WHAT IS BEING ASKED |
Give back the entries exactly as they read, leaving each image out.

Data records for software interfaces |
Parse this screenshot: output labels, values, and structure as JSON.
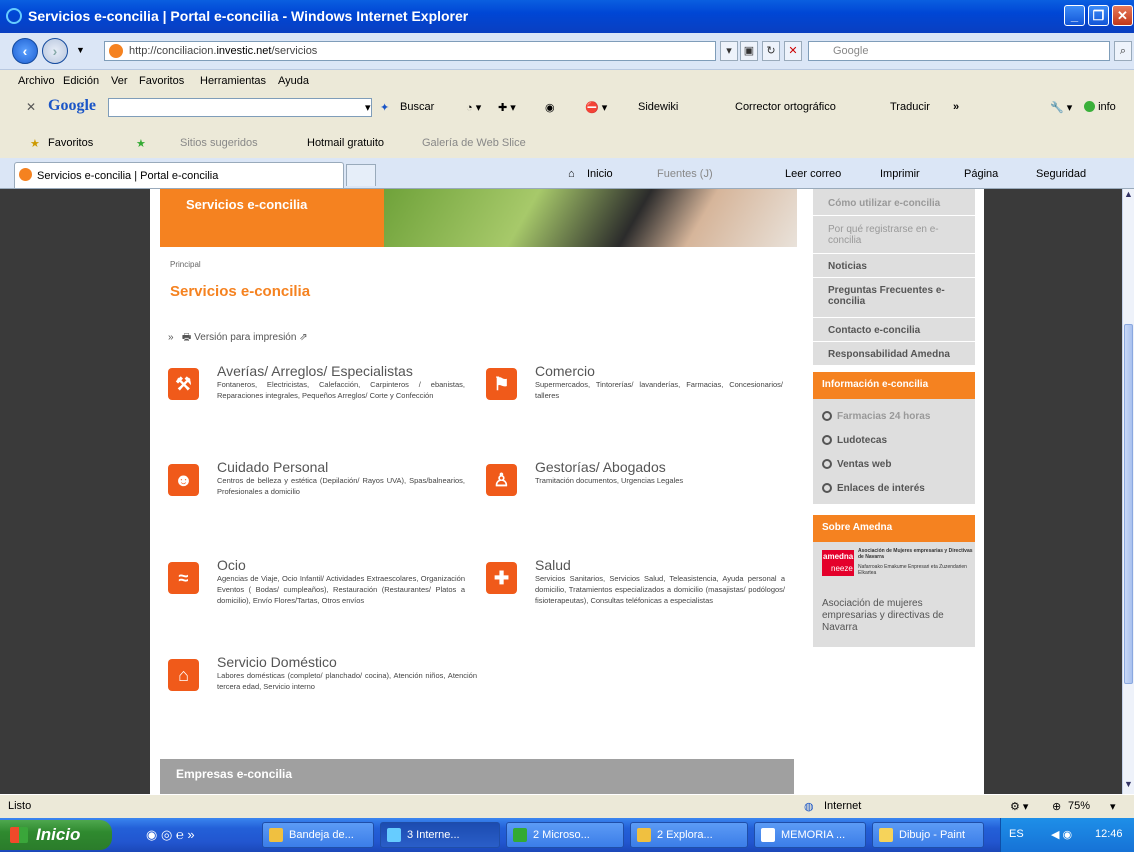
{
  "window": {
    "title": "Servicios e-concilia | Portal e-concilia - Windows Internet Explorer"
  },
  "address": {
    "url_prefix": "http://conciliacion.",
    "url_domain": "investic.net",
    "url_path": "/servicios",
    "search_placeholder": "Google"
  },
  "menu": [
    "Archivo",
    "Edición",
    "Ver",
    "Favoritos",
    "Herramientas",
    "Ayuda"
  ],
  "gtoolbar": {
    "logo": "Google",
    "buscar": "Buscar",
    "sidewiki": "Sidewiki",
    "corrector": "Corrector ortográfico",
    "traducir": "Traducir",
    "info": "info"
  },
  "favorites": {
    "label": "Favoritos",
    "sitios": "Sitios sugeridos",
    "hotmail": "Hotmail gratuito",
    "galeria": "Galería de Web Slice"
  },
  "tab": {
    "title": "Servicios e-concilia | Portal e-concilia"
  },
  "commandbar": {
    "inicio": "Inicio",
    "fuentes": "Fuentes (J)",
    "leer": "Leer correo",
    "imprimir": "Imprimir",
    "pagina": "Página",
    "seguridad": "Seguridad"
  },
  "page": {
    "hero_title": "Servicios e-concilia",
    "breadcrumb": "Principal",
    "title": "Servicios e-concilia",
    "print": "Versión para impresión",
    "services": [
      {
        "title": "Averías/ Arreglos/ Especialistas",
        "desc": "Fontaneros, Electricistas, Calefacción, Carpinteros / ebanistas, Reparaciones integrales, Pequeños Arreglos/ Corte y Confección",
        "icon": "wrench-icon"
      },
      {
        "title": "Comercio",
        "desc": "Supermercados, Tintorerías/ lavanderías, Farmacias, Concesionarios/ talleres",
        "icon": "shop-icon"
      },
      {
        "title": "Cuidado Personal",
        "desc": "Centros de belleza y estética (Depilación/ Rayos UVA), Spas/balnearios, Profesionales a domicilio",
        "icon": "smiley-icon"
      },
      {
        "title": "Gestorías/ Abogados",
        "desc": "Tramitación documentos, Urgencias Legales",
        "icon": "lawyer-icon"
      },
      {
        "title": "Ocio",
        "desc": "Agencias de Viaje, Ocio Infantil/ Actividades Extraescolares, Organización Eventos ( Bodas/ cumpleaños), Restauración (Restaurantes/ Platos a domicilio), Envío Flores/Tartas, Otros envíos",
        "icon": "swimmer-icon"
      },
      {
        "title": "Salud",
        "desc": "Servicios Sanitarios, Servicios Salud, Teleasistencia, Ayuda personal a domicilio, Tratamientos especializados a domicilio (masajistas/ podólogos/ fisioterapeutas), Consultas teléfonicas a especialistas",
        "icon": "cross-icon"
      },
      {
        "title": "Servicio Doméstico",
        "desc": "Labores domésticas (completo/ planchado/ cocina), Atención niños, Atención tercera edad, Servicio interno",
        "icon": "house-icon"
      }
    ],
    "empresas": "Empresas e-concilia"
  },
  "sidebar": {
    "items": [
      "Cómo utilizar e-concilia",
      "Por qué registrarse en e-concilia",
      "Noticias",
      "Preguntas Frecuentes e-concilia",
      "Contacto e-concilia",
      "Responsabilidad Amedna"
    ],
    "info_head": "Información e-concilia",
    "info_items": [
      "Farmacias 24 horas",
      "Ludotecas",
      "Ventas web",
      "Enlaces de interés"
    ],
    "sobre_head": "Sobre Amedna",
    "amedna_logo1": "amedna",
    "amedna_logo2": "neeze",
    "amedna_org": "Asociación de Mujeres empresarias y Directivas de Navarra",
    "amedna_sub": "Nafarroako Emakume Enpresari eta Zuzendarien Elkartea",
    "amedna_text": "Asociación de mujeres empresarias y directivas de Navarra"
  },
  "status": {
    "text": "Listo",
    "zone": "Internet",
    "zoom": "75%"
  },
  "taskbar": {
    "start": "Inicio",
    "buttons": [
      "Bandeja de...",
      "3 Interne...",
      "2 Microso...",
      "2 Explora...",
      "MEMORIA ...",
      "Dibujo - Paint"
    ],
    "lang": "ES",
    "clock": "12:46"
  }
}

EXPECTED OUTPUT |
Parse this screenshot: output labels, values, and structure as JSON.
{
  "window": {
    "title": "Servicios e-concilia | Portal e-concilia - Windows Internet Explorer"
  },
  "address": {
    "url_prefix": "http://conciliacion.",
    "url_domain": "investic.net",
    "url_path": "/servicios",
    "search_placeholder": "Google"
  },
  "menu": [
    "Archivo",
    "Edición",
    "Ver",
    "Favoritos",
    "Herramientas",
    "Ayuda"
  ],
  "gtoolbar": {
    "logo": "Google",
    "buscar": "Buscar",
    "sidewiki": "Sidewiki",
    "corrector": "Corrector ortográfico",
    "traducir": "Traducir",
    "info": "info"
  },
  "favorites": {
    "label": "Favoritos",
    "sitios": "Sitios sugeridos",
    "hotmail": "Hotmail gratuito",
    "galeria": "Galería de Web Slice"
  },
  "tab": {
    "title": "Servicios e-concilia | Portal e-concilia"
  },
  "commandbar": {
    "inicio": "Inicio",
    "fuentes": "Fuentes (J)",
    "leer": "Leer correo",
    "imprimir": "Imprimir",
    "pagina": "Página",
    "seguridad": "Seguridad"
  },
  "page": {
    "hero_title": "Servicios e-concilia",
    "breadcrumb": "Principal",
    "title": "Servicios e-concilia",
    "print": "Versión para impresión",
    "services": [
      {
        "title": "Averías/ Arreglos/ Especialistas",
        "desc": "Fontaneros, Electricistas, Calefacción, Carpinteros / ebanistas, Reparaciones integrales, Pequeños Arreglos/ Corte y Confección",
        "icon": "wrench-icon"
      },
      {
        "title": "Comercio",
        "desc": "Supermercados, Tintorerías/ lavanderías, Farmacias, Concesionarios/ talleres",
        "icon": "shop-icon"
      },
      {
        "title": "Cuidado Personal",
        "desc": "Centros de belleza y estética (Depilación/ Rayos UVA), Spas/balnearios, Profesionales a domicilio",
        "icon": "smiley-icon"
      },
      {
        "title": "Gestorías/ Abogados",
        "desc": "Tramitación documentos, Urgencias Legales",
        "icon": "lawyer-icon"
      },
      {
        "title": "Ocio",
        "desc": "Agencias de Viaje, Ocio Infantil/ Actividades Extraescolares, Organización Eventos ( Bodas/ cumpleaños), Restauración (Restaurantes/ Platos a domicilio), Envío Flores/Tartas, Otros envíos",
        "icon": "swimmer-icon"
      },
      {
        "title": "Salud",
        "desc": "Servicios Sanitarios, Servicios Salud, Teleasistencia, Ayuda personal a domicilio, Tratamientos especializados a domicilio (masajistas/ podólogos/ fisioterapeutas), Consultas teléfonicas a especialistas",
        "icon": "cross-icon"
      },
      {
        "title": "Servicio Doméstico",
        "desc": "Labores domésticas (completo/ planchado/ cocina), Atención niños, Atención tercera edad, Servicio interno",
        "icon": "house-icon"
      }
    ],
    "empresas": "Empresas e-concilia"
  },
  "sidebar": {
    "items": [
      "Cómo utilizar e-concilia",
      "Por qué registrarse en e-concilia",
      "Noticias",
      "Preguntas Frecuentes e-concilia",
      "Contacto e-concilia",
      "Responsabilidad Amedna"
    ],
    "info_head": "Información e-concilia",
    "info_items": [
      "Farmacias 24 horas",
      "Ludotecas",
      "Ventas web",
      "Enlaces de interés"
    ],
    "sobre_head": "Sobre Amedna",
    "amedna_logo1": "amedna",
    "amedna_logo2": "neeze",
    "amedna_org": "Asociación de Mujeres empresarias y Directivas de Navarra",
    "amedna_sub": "Nafarroako Emakume Enpresari eta Zuzendarien Elkartea",
    "amedna_text": "Asociación de mujeres empresarias y directivas de Navarra"
  },
  "status": {
    "text": "Listo",
    "zone": "Internet",
    "zoom": "75%"
  },
  "taskbar": {
    "start": "Inicio",
    "buttons": [
      "Bandeja de...",
      "3 Interne...",
      "2 Microso...",
      "2 Explora...",
      "MEMORIA ...",
      "Dibujo - Paint"
    ],
    "lang": "ES",
    "clock": "12:46"
  }
}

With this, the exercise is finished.